Bottom line: Topical CBD is faster-acting and provides localized relief, while ingestible CBD is slower-acting and offers generalized relief.
Know What To Expect
Our culture is intimately familiar with stimulants and depressants of all types. We know how different substances affect our bodies and brains, and how and when to dose to get the desired effects. Even many herbal remedies have noticeable mind- and body-altering effects. CBD is different. Consider it a reset button. CBD works by promoting homeostasis throughout the brain and body. CBD is a balancer. Those with anxiety may feel calmer. Those with depression may feel lifted. Insomnia is replaced with rest. Mental fog turns into alertness and clarity. Or put another way: CBD removes barriers to wellbeing so the mind and body can find optimal function.

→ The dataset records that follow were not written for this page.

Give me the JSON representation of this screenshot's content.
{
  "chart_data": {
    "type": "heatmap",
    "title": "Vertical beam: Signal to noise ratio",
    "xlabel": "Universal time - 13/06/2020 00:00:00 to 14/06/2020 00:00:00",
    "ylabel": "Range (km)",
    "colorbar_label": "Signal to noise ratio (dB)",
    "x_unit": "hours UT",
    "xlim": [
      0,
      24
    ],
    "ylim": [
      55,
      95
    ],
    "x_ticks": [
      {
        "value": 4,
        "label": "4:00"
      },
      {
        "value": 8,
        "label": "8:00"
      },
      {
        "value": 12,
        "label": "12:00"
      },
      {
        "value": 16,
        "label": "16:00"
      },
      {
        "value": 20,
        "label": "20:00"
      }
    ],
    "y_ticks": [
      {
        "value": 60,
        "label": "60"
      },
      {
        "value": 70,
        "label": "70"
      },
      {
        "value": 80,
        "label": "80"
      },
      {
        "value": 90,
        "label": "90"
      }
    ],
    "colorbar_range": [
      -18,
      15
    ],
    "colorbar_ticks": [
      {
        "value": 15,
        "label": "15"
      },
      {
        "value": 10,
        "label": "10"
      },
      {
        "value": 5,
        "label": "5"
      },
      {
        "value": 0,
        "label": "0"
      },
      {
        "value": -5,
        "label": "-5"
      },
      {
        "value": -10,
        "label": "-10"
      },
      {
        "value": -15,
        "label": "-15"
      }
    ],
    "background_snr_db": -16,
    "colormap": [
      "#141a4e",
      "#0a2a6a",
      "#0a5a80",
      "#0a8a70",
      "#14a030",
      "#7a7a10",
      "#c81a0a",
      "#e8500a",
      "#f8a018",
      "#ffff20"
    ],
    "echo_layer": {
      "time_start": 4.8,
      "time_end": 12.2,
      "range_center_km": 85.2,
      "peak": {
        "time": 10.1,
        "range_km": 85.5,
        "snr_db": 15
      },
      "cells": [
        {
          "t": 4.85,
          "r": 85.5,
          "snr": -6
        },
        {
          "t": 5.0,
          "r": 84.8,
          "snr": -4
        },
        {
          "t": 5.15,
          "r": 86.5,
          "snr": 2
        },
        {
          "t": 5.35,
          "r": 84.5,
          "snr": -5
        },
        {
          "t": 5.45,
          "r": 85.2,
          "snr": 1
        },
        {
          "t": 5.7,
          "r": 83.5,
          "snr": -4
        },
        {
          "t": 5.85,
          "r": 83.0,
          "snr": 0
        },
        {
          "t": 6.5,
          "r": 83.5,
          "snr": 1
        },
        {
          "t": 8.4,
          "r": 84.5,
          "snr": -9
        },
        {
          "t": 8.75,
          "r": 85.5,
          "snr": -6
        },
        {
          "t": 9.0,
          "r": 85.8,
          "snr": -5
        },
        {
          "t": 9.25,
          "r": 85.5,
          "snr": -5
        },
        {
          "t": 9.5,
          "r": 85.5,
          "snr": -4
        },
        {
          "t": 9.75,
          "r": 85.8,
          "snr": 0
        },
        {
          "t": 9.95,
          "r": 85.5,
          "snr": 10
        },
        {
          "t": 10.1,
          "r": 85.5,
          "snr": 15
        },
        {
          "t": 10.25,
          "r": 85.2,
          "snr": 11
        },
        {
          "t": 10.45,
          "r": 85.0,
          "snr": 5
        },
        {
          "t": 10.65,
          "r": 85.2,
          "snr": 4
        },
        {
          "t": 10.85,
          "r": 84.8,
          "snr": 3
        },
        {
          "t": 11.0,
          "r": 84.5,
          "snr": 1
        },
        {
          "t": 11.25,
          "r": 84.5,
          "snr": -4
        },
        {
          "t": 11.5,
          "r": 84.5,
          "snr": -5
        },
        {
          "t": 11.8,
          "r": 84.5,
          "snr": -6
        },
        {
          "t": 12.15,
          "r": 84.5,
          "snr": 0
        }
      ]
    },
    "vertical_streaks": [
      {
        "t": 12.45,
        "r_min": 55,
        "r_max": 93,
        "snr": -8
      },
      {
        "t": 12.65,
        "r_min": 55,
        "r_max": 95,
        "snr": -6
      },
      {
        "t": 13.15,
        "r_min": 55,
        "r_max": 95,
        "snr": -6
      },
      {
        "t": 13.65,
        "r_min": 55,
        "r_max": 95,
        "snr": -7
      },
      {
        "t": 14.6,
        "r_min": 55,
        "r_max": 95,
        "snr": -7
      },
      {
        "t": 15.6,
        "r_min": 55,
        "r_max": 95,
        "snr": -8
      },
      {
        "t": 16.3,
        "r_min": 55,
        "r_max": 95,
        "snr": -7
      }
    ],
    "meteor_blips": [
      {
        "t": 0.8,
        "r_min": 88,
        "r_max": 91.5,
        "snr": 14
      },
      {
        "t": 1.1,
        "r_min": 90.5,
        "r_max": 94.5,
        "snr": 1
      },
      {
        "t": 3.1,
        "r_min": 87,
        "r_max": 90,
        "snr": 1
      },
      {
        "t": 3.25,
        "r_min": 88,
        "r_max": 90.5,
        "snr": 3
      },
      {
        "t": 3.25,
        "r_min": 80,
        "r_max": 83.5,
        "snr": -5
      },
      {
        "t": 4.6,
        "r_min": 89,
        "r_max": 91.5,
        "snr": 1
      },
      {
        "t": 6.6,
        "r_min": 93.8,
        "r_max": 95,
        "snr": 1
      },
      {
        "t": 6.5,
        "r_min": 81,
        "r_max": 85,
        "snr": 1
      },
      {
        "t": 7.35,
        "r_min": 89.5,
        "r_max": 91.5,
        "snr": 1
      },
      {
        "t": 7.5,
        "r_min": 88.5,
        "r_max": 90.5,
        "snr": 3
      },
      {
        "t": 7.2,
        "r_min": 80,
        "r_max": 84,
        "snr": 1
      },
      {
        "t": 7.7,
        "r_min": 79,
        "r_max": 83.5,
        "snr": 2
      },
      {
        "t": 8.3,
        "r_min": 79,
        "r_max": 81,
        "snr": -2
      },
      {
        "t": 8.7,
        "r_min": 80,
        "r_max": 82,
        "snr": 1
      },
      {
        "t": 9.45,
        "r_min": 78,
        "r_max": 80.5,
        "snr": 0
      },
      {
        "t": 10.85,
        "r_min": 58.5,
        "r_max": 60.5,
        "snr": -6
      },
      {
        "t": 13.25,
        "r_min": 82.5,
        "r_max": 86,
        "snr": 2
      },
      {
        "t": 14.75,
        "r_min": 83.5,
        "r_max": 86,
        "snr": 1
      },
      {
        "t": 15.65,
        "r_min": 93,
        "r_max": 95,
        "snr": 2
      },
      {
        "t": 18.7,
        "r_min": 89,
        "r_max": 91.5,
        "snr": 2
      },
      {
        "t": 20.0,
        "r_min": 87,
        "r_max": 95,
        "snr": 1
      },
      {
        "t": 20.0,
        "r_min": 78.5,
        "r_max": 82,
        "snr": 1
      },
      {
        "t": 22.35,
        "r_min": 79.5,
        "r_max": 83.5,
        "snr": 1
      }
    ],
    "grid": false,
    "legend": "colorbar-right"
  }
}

This is an important distinction. CBD will not cause a person to feel unnaturally relaxed, wired, or giddy. At a time when many of us swing from one high to another, CBD provides an opportunity to feel grounded, balanced, and unaltered.
Bonus Tip: Know What You’re Getting
The “Green Rush” has a dark side. Put plainly, there are scores of scammers hoping to cash in on the CBD buzz, especially in the online market. This means the market is flooded with knockoffs, toxic contaminants, and multi-level marketing companies spouting misinformation and half truths. A 2017 study by Penn State found that nearly 70% of all cannabidiol products sold online were mislabeled. This has serious health implications, especially for buyers with health conditions requiring a certain dosage for management of symptoms. Only buy from reputable companies that are willing to provide a certificate of analysis (COA) from third party lab testing. Be sure that the milligrams of CBD per dose, and per container, is clearly labeled and easy to understand.
Choose companies with clear answers, honest customer reviews, easily accessible lab testing, and preferably a trustworthy farmer who you can see face to face! There are too many good CBD options to settle for anything less than excellence.
Still have questions? Let’s connect! Find Frogsong Farm on Facebook, Instagram, or send us an email. If you enjoyed this post, be sure to sign up for our email list (scroll to the bottom of our website) to be notified about future content!
Peace, Love & CBD
Becca Recker & the Frogsong Farm Family
Rebecca Recker is Director of Communications for Frogsong Farm. With a background in organic farming and permaculture design, Rebecca has been writing about soil health and local food access for nine years. The author of several blogs, she has contributed to articles for Oregon Leaf and Green Living PDX magazines, as well as the following websites: Civilized, Splimm, Miss Grass, and Flowertown. She has been a featured guest on the Periodic Effects and Your Highness podcasts.